This shift towards the shapely marks a growing trend in the fashion industry. After Brazilian model Ana Carolina Reston died in 2006 from complications with anorexia, Spain passed legislation requiring that models maintain a body mass index of at least 18. Body mass index is a way of measuring the healthy body weight of a person based upon their height (You can go to http://www.nhlbisupport.com/bmi/ to have yours measured for free). For example, a model in Spain In January of this year, V Magazine continued the support of the Rubenesque woman, releasing an edition dedicated completely to plus size models. They featured Tara Lynn and Candace Huffine posing together, and even Lynn completely nude. Crystal Renn, a beautiful size 10, was compared side by side, wearing the exact same outfits and striking the same poses, with Jacquelyn Jablonski, the archetypal thin model. This ode to the plus size wasn’t a completely original idea—Vogue puts out a similar annual issue - but it was certainly a statement to the fashion world. Many in the industry had long predicted more curvaceous models would supplant waif-thin models like Kate Moss.  V Magazine didn’t just talk the talk; they walked the walk; as they hoped the rest of the industry would do.

Tara Lynn
America’s Next Top Model
recently chose Whitney Thompson, who boasts a size 12 to 14, as the winner of the competition. Plus size models have competed before on the show, but that was the first time one walked away with the grand prize.

Even more hopeful is the fact that Top Model will only be accepting teenage contestants this year who wear dress sizes between12 to 20. Their goal is not only to forward the progress of the plus size movement, but show young girls that they don’t have to sacrifice their health for beauty.Plus Sized Models

The culmination of the past years’ advances came at New York Fashion Week at the end of September. For the first time ever Onestopplus.com presented “Belle Epoque”, a runway show dedicated completely to plus size women. Stephanie Sobel, the president of the online retailer for men and women of size, is proud of what she’s doing. Primarily because designers are finally making clothes for normal-sized women, not 0s or 2s. Since sixty-two percent of American women are size 12 and up, how can they be expected to look good in something designed for a 0 or a 2?

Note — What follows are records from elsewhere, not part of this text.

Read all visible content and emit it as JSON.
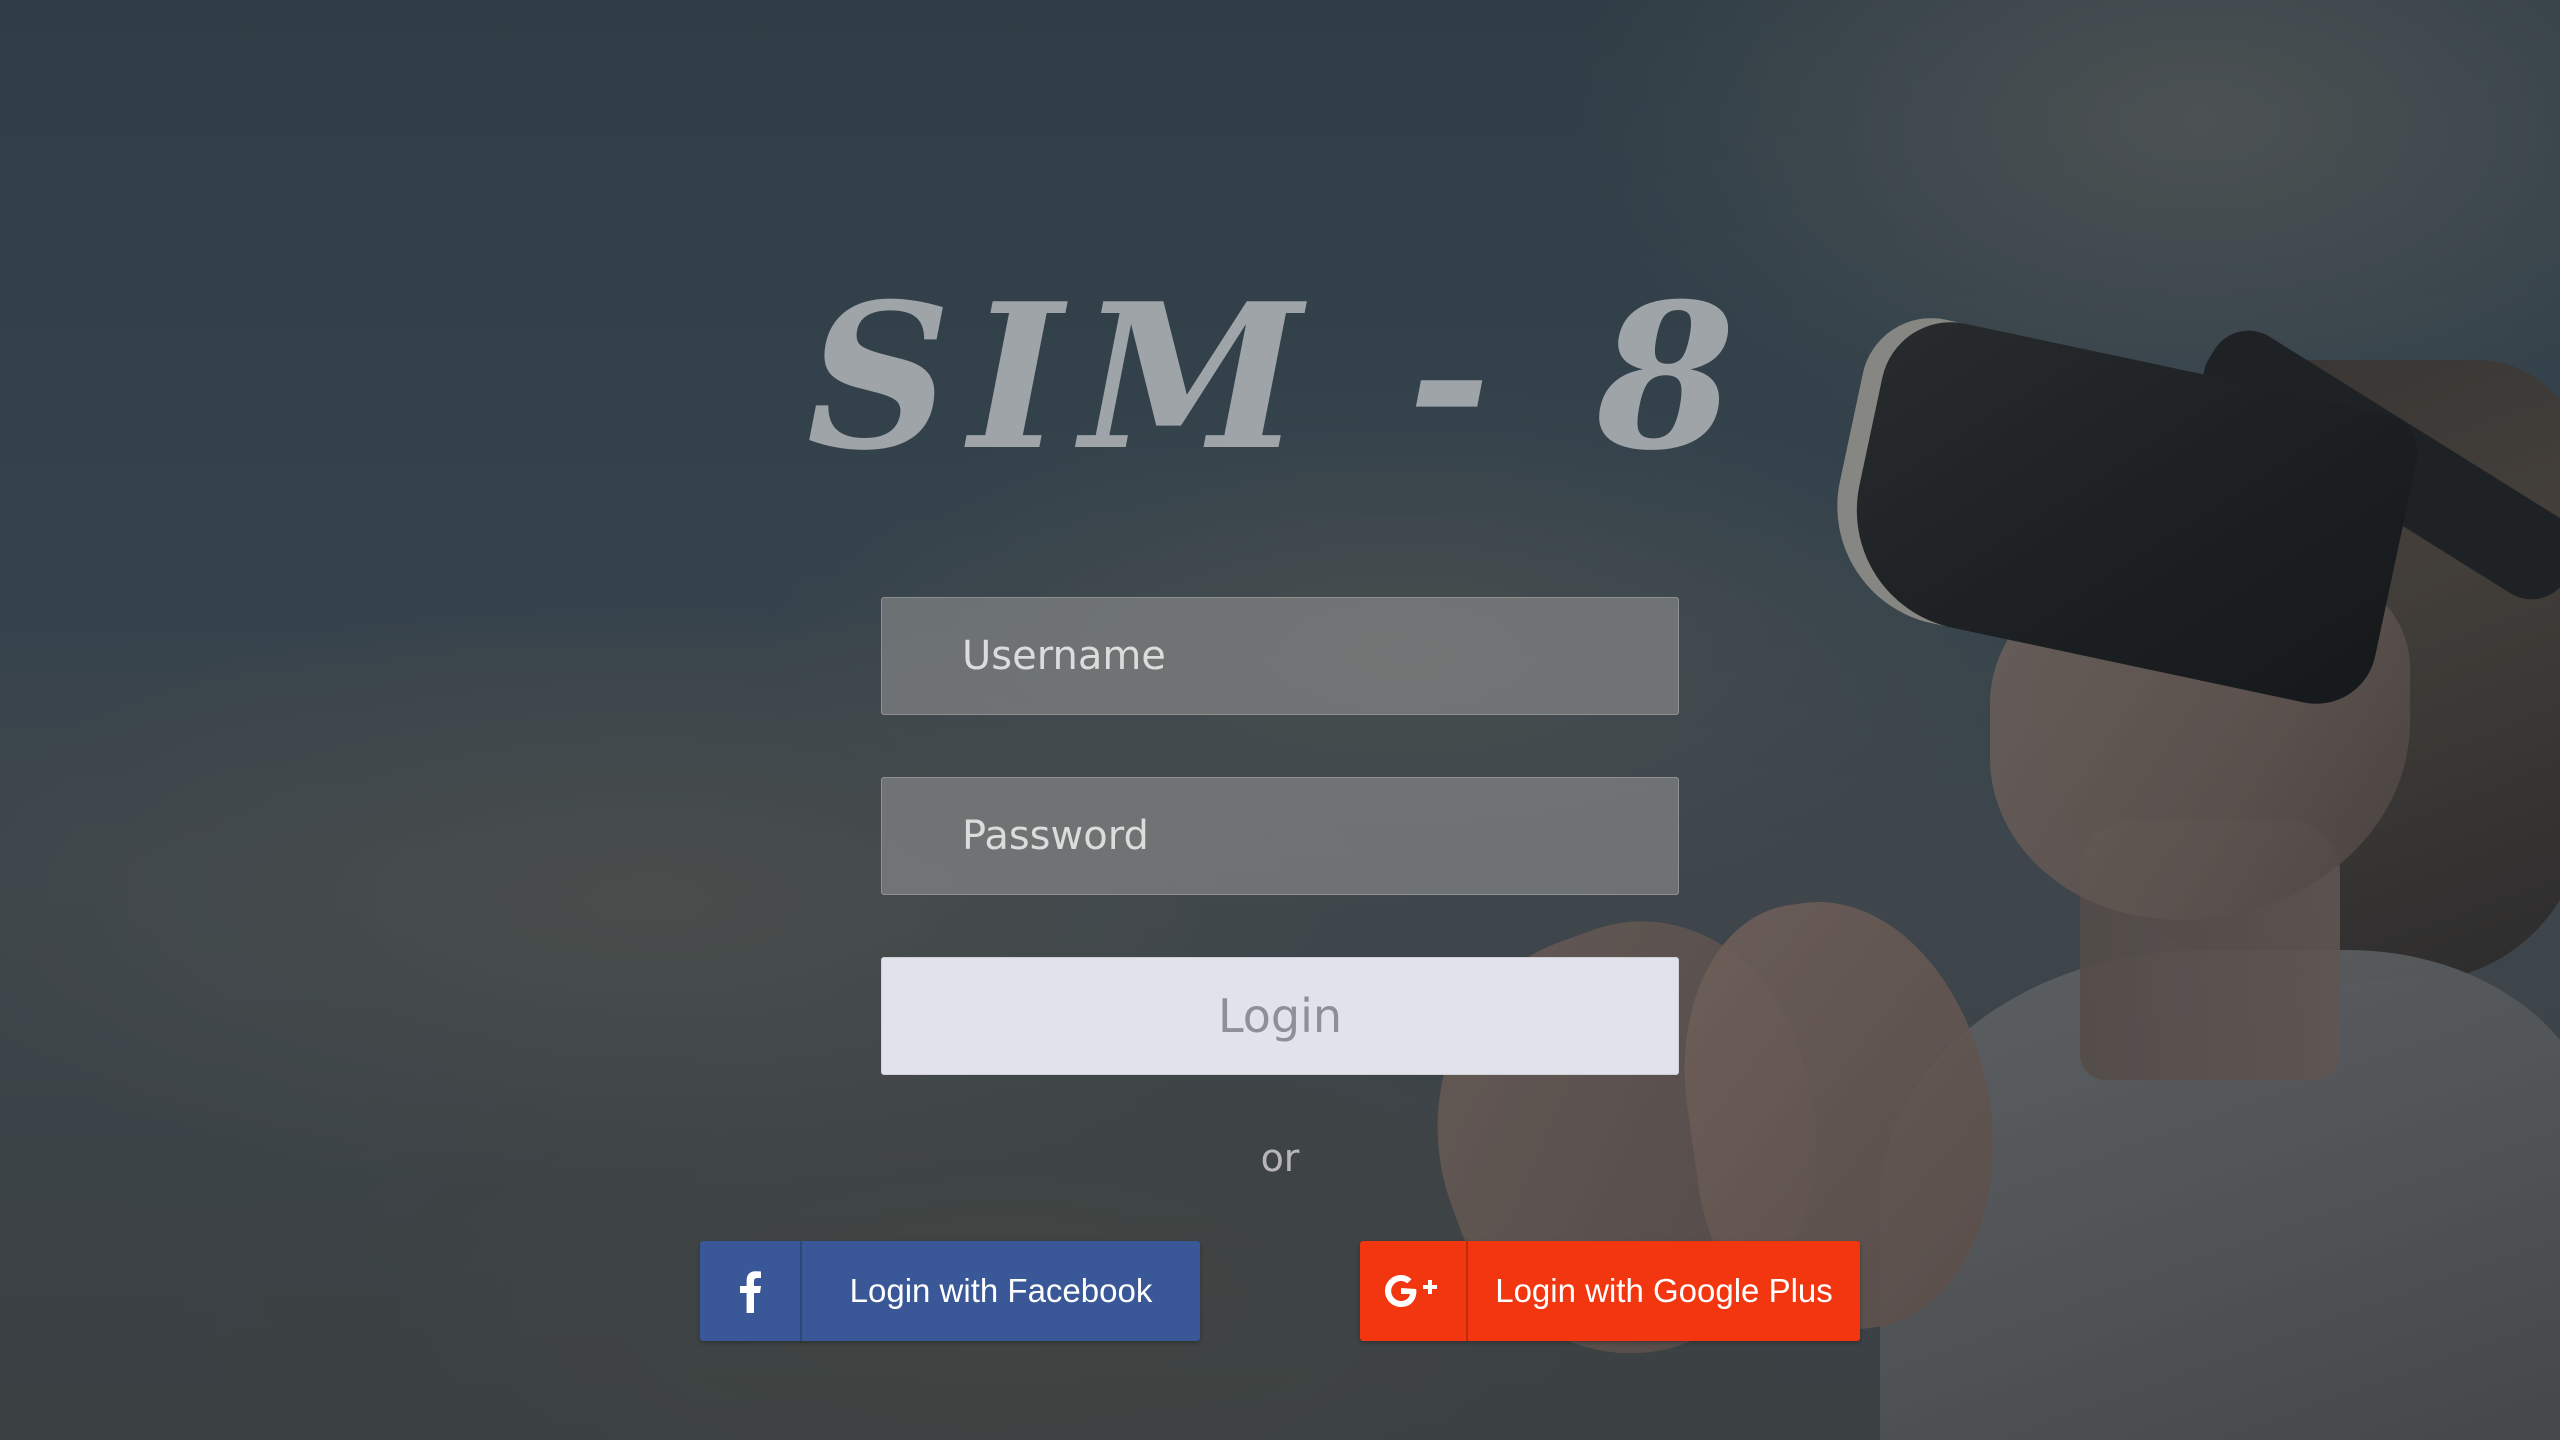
{
  "app": {
    "logo_text": "SIM - 8"
  },
  "form": {
    "username_placeholder": "Username",
    "username_value": "",
    "password_placeholder": "Password",
    "password_value": "",
    "login_label": "Login",
    "divider_text": "or"
  },
  "social": {
    "facebook": {
      "label": "Login with Facebook",
      "icon": "facebook-icon",
      "color": "#3a5897"
    },
    "google_plus": {
      "label": "Login with Google Plus",
      "icon": "google-plus-icon",
      "color": "#f2360f"
    }
  },
  "theme": {
    "accent_button_bg": "#e2e2ec",
    "field_bg": "rgba(150,150,150,0.55)"
  }
}
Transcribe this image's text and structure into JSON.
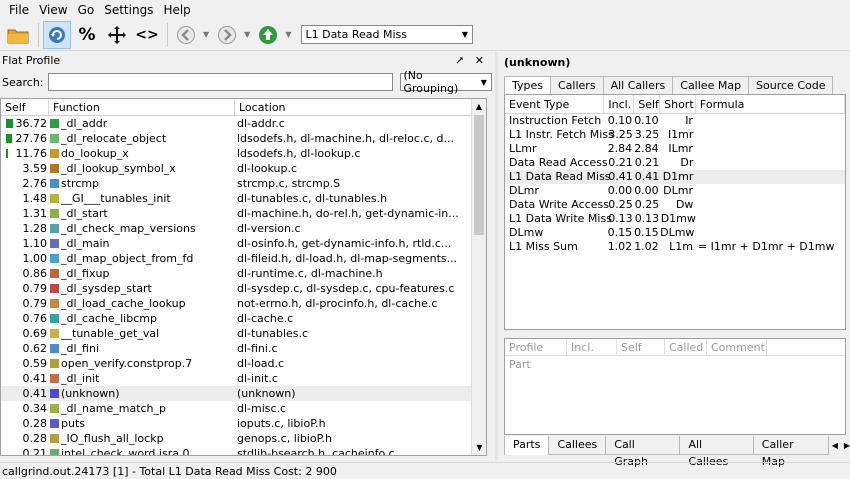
{
  "menu": [
    "File",
    "View",
    "Go",
    "Settings",
    "Help"
  ],
  "toolbar": {
    "event_select": "L1 Data Read Miss",
    "percent_label": "%",
    "code_label": "<>"
  },
  "left_panel": {
    "title": "Flat Profile",
    "dock_buttons": "⭧ ✕",
    "search_label": "Search:",
    "search_value": "",
    "grouping": "(No Grouping)",
    "columns": [
      "Self",
      "Function",
      "Location"
    ],
    "rows": [
      {
        "self": "36.72",
        "bar": 0.36,
        "color": "#2e9e3e",
        "func": "_dl_addr",
        "loc": "dl-addr.c"
      },
      {
        "self": "27.76",
        "bar": 0.28,
        "color": "#6bb56e",
        "func": "_dl_relocate_object",
        "loc": "ldsodefs.h, dl-machine.h, dl-reloc.c, d..."
      },
      {
        "self": "11.76",
        "bar": 0.12,
        "color": "#c9962a",
        "func": "do_lookup_x",
        "loc": "ldsodefs.h, dl-lookup.c"
      },
      {
        "self": "3.59",
        "bar": 0,
        "color": "#b0742a",
        "func": "_dl_lookup_symbol_x",
        "loc": "dl-lookup.c"
      },
      {
        "self": "2.76",
        "bar": 0,
        "color": "#4a8fc0",
        "func": "strcmp",
        "loc": "strcmp.c, strcmp.S"
      },
      {
        "self": "1.48",
        "bar": 0,
        "color": "#b9b03a",
        "func": "__GI___tunables_init",
        "loc": "dl-tunables.c, dl-tunables.h"
      },
      {
        "self": "1.31",
        "bar": 0,
        "color": "#8ab04a",
        "func": "_dl_start",
        "loc": "dl-machine.h, do-rel.h, get-dynamic-in..."
      },
      {
        "self": "1.28",
        "bar": 0,
        "color": "#5aa0a8",
        "func": "_dl_check_map_versions",
        "loc": "dl-version.c"
      },
      {
        "self": "1.10",
        "bar": 0,
        "color": "#6a6ab8",
        "func": "_dl_main",
        "loc": "dl-osinfo.h, get-dynamic-info.h, rtld.c..."
      },
      {
        "self": "1.00",
        "bar": 0,
        "color": "#4aa0c8",
        "func": "_dl_map_object_from_fd",
        "loc": "dl-fileid.h, dl-load.h, dl-map-segments..."
      },
      {
        "self": "0.86",
        "bar": 0,
        "color": "#b86a3a",
        "func": "_dl_fixup",
        "loc": "dl-runtime.c, dl-machine.h"
      },
      {
        "self": "0.79",
        "bar": 0,
        "color": "#b84a4a",
        "func": "_dl_sysdep_start",
        "loc": "dl-sysdep.c, dl-sysdep.c, cpu-features.c"
      },
      {
        "self": "0.79",
        "bar": 0,
        "color": "#c08a40",
        "func": "_dl_load_cache_lookup",
        "loc": "not-errno.h, dl-procinfo.h, dl-cache.c"
      },
      {
        "self": "0.76",
        "bar": 0,
        "color": "#3aa0a0",
        "func": "_dl_cache_libcmp",
        "loc": "dl-cache.c"
      },
      {
        "self": "0.69",
        "bar": 0,
        "color": "#c8b04a",
        "func": "__tunable_get_val",
        "loc": "dl-tunables.c"
      },
      {
        "self": "0.62",
        "bar": 0,
        "color": "#4a8ad0",
        "func": "_dl_fini",
        "loc": "dl-fini.c"
      },
      {
        "self": "0.59",
        "bar": 0,
        "color": "#b0a03a",
        "func": "open_verify.constprop.7",
        "loc": "dl-load.c"
      },
      {
        "self": "0.41",
        "bar": 0,
        "color": "#c0704a",
        "func": "_dl_init",
        "loc": "dl-init.c"
      },
      {
        "self": "0.41",
        "bar": 0,
        "color": "#4a4ad0",
        "func": "(unknown)",
        "loc": "(unknown)",
        "highlight": true
      },
      {
        "self": "0.34",
        "bar": 0,
        "color": "#a0b04a",
        "func": "_dl_name_match_p",
        "loc": "dl-misc.c"
      },
      {
        "self": "0.28",
        "bar": 0,
        "color": "#5a5ac8",
        "func": "puts",
        "loc": "ioputs.c, libioP.h"
      },
      {
        "self": "0.28",
        "bar": 0,
        "color": "#b0a040",
        "func": "_IO_flush_all_lockp",
        "loc": "genops.c, libioP.h"
      },
      {
        "self": "0.21",
        "bar": 0,
        "color": "#6ab06a",
        "func": "intel_check_word.isra.0",
        "loc": "stdlib-bsearch.h, cacheinfo.c"
      }
    ]
  },
  "right_panel": {
    "title": "(unknown)",
    "tabs": [
      "Types",
      "Callers",
      "All Callers",
      "Callee Map",
      "Source Code"
    ],
    "active_tab": 0,
    "columns": [
      "Event Type",
      "Incl.",
      "Self",
      "Short",
      "Formula"
    ],
    "events": [
      {
        "name": "Instruction Fetch",
        "incl": "0.10",
        "self": "0.10",
        "short": "Ir",
        "formula": ""
      },
      {
        "name": "L1 Instr. Fetch Miss",
        "incl": "3.25",
        "self": "3.25",
        "short": "I1mr",
        "formula": ""
      },
      {
        "name": "LLmr",
        "incl": "2.84",
        "self": "2.84",
        "short": "ILmr",
        "formula": ""
      },
      {
        "name": "Data Read Access",
        "incl": "0.21",
        "self": "0.21",
        "short": "Dr",
        "formula": ""
      },
      {
        "name": "L1 Data Read Miss",
        "incl": "0.41",
        "self": "0.41",
        "short": "D1mr",
        "formula": "",
        "highlight": true
      },
      {
        "name": "DLmr",
        "incl": "0.00",
        "self": "0.00",
        "short": "DLmr",
        "formula": ""
      },
      {
        "name": "Data Write Access",
        "incl": "0.25",
        "self": "0.25",
        "short": "Dw",
        "formula": ""
      },
      {
        "name": "L1 Data Write Miss",
        "incl": "0.13",
        "self": "0.13",
        "short": "D1mw",
        "formula": ""
      },
      {
        "name": "DLmw",
        "incl": "0.15",
        "self": "0.15",
        "short": "DLmw",
        "formula": ""
      },
      {
        "name": "L1 Miss Sum",
        "incl": "1.02",
        "self": "1.02",
        "short": "L1m",
        "formula": "=  I1mr + D1mr + D1mw"
      }
    ],
    "cost_columns": [
      "Profile Part",
      "Incl.",
      "Self",
      "Called",
      "Comment"
    ],
    "bottom_tabs": [
      "Parts",
      "Callees",
      "Call Graph",
      "All Callees",
      "Caller Map"
    ],
    "bottom_active": 0
  },
  "status": "callgrind.out.24173 [1] - Total L1 Data Read Miss Cost: 2 900"
}
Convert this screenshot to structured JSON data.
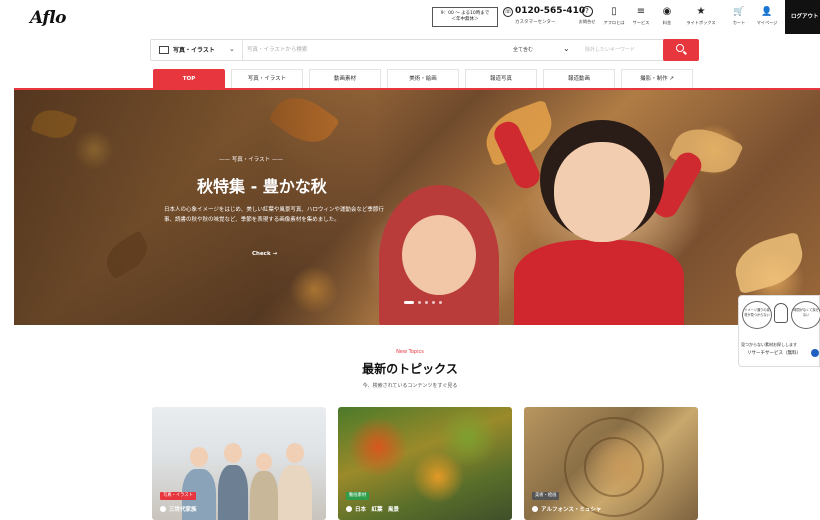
{
  "header": {
    "logo": "Aflo",
    "hours_line1": "9：00 ～ よる10時まで",
    "hours_line2": "＜年中無休＞",
    "phone_number": "0120-565-410",
    "phone_label": "カスタマーセンター",
    "items": [
      {
        "label": "お問合せ",
        "icon": "question-icon",
        "glyph": "?"
      },
      {
        "label": "アフロとは",
        "icon": "book-icon",
        "glyph": "▯"
      },
      {
        "label": "サービス",
        "icon": "menu-icon",
        "glyph": "≡"
      },
      {
        "label": "料金",
        "icon": "price-icon",
        "glyph": "◉"
      },
      {
        "label": "ライトボックス",
        "icon": "star-icon",
        "glyph": "★"
      },
      {
        "label": "カート",
        "icon": "cart-icon",
        "glyph": "🛒"
      },
      {
        "label": "マイページ",
        "icon": "user-icon",
        "glyph": "👤"
      }
    ],
    "logout": "ログアウト"
  },
  "search": {
    "category": "写真・イラスト",
    "placeholder": "写真・イラストから検索",
    "match_mode": "全て含む",
    "exclude_placeholder": "除外したいキーワード"
  },
  "nav": {
    "tabs": [
      "TOP",
      "写真・イラスト",
      "動画素材",
      "美術・絵画",
      "報道写真",
      "報道動画",
      "撮影・制作 ↗"
    ],
    "active": "TOP"
  },
  "hero": {
    "eyebrow": "—— 写真・イラスト ——",
    "title": "秋特集 - 豊かな秋",
    "description": "日本人の心象イメージをはじめ、美しい紅葉や風景写真、ハロウィンや運動会など季節行事、読書の秋や秋の味覚など、季節を表現する画像素材を集めました。",
    "cta": "Check →",
    "slide_count": 5,
    "active_slide": 0
  },
  "research": {
    "bubble1": "イメージ通りの素材が見つからない",
    "bubble2": "時間がなくて探せない",
    "line1": "見つからない素材お探しします",
    "line2": "リサーチサービス（無料）"
  },
  "topics": {
    "label_en": "New Topics",
    "title": "最新のトピックス",
    "subtitle": "今、検索されているコンテンツをすぐ見る",
    "cards": [
      {
        "tag": "写真・イラスト",
        "title": "三世代家族",
        "tag_color": "#e8363e"
      },
      {
        "tag": "動画素材",
        "title": "日本　紅葉　風景",
        "tag_color": "#2e9e4a"
      },
      {
        "tag": "美術・絵画",
        "title": "アルフォンス・ミュシャ",
        "tag_color": "#555555"
      }
    ]
  },
  "colors": {
    "accent": "#e8363e",
    "dark": "#111111"
  }
}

And how about some more great news? In addition to the trend towards curvier models, Levi Strauss & Co. launched a new line of jeans for women called Curve ID. After conducting thousands of interviews and looking at 60,000 body scans of women from thirteen different countries, they have designed three new cuts of jeans based on a woman’s curves. There is the slight curve, for women who find that regular jeans fit in the hips and but are too tight for the waist. There is the demi curve, for the woman who finds that regular jeans usually fit in the waist but don’t flatter the figure. And there is the bold curve, for women who find that regular jeans fit in the hips and thighs, but leave a gap in the back. A fourth cut will launched at the end of 2010 or early 2011 and will fit the most extreme curves. All in all, Levi Strauss will have 96% of women’s body shapes accounted for around the world. 


The waist sizes in the Curve ID line will range from 22 to 34 and they will come in three styles: boot cut, straight, and skinny. With a price range from $68 to $148, women can be sized for the appropriate jeans in Levi Strauss & Co. stores and online at the Levi’s website.

Someday, stick figures will no longer be a product of modeling. Just doodling. 

www.Dishmag.com / Issue 117 - September 2018
Turnpage Blk


Home | Links | Advertise With Us | Who We Are | Message From The Editor | Privacy & Policy

Connect with Dish Magazine:
Find us on Facebook Follow us on Twitter

Search www.DishMag.com:

Copyright (c) 2013, Smash Media Group, Inc. All rights reserved.
Reproduction in whole or in part in any form or medium without express written permission of Smash Media Group, Inc. is prohibited.
Use of Dishmag and Dish Magazine are subject to certain Terms and Conditions.
Please read the Dishmag and Dish Magazine Privacy Statement. We care about you!